[PROBLEM STATEMENT]
Here the job is to copy the data exactly and to exclude every image from it.

[EXTRACTED ENTRIES]
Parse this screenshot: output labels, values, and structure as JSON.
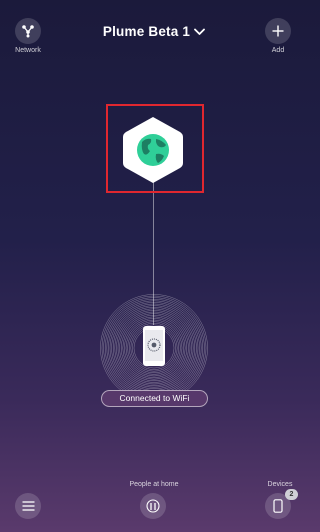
{
  "header": {
    "network_label": "Network",
    "title": "Plume Beta 1",
    "add_label": "Add",
    "icons": {
      "network": "network-topology-icon",
      "add": "plus-icon",
      "title_dropdown": "chevron-down-icon"
    }
  },
  "topology": {
    "gateway_icon": "globe-icon",
    "device_icon": "smartphone-icon",
    "status_text": "Connected to WiFi"
  },
  "footer": {
    "people_label": "People at home",
    "devices_label": "Devices",
    "devices_count": "2",
    "icons": {
      "menu": "hamburger-menu-icon",
      "people": "people-icon",
      "devices": "phone-icon"
    }
  },
  "colors": {
    "highlight": "#e0272f",
    "globe": "#2fcf98",
    "background_top": "#1b1a3b",
    "background_bottom": "#5a3a6c"
  }
}
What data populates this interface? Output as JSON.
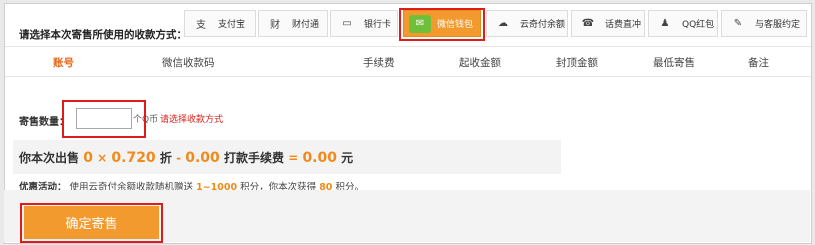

[OUTPUT FOR THIS TASK]
Parse this screenshot: output labels, values, and structure as JSON.
{
  "header": {
    "network_label": "Network",
    "title": "Plume Beta 1",
    "add_label": "Add",
    "icons": {
      "network": "network-topology-icon",
      "add": "plus-icon",
      "title_dropdown": "chevron-down-icon"
    }
  },
  "topology": {
    "gateway_icon": "globe-icon",
    "device_icon": "smartphone-icon",
    "status_text": "Connected to WiFi"
  },
  "footer": {
    "people_label": "People at home",
    "devices_label": "Devices",
    "devices_count": "2",
    "icons": {
      "menu": "hamburger-menu-icon",
      "people": "people-icon",
      "devices": "phone-icon"
    }
  },
  "colors": {
    "highlight": "#e0272f",
    "globe": "#2fcf98",
    "background_top": "#1b1a3b",
    "background_bottom": "#5a3a6c"
  }
}
What data populates this interface? Output as JSON.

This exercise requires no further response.